**Exercise details**
Search the listing below for the word "позиция" and copy each line that holds it.

**Information**
——————

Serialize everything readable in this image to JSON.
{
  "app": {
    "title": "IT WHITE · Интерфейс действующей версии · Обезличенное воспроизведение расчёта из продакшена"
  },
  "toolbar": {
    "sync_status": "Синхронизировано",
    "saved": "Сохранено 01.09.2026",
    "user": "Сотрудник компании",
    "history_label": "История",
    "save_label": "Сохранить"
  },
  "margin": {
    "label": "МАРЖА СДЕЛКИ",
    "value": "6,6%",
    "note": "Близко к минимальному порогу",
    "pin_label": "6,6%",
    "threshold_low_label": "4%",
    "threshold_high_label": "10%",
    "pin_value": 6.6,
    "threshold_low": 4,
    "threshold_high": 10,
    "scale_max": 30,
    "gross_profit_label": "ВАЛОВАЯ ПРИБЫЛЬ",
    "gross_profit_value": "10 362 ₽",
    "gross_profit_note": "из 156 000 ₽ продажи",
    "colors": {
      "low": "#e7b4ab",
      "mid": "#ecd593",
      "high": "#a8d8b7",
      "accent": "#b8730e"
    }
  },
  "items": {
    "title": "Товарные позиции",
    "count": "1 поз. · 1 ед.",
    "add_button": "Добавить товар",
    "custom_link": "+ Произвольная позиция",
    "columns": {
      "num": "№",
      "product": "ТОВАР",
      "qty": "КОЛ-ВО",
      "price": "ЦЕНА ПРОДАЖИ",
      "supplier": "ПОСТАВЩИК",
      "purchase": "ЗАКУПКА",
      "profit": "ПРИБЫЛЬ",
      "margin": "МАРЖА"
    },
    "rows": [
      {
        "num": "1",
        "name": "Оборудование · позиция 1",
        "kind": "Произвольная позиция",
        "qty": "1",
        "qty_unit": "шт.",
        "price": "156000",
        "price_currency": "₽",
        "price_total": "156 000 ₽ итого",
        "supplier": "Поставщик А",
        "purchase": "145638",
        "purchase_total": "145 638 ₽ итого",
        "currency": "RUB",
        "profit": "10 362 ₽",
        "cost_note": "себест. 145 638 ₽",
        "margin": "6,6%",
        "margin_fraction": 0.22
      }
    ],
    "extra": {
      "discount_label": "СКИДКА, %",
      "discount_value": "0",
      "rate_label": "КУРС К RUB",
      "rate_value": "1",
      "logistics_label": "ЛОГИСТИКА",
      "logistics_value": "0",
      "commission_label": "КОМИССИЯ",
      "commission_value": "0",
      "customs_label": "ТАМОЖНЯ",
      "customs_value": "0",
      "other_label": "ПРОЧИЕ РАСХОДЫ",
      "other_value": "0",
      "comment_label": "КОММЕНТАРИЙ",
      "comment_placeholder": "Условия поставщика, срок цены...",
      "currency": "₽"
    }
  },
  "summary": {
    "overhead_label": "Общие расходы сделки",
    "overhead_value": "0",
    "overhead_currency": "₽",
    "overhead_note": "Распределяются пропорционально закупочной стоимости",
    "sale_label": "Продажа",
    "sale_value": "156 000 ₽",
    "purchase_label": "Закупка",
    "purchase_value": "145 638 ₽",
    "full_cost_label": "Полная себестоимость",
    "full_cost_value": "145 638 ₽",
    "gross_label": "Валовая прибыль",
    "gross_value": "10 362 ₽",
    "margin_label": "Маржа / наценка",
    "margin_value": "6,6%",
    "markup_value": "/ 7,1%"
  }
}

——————

**Result of the exercise**
    "custom_link": "+ Произвольная позиция",
        "name": "Оборудование · позиция 1",
        "kind": "Произвольная позиция",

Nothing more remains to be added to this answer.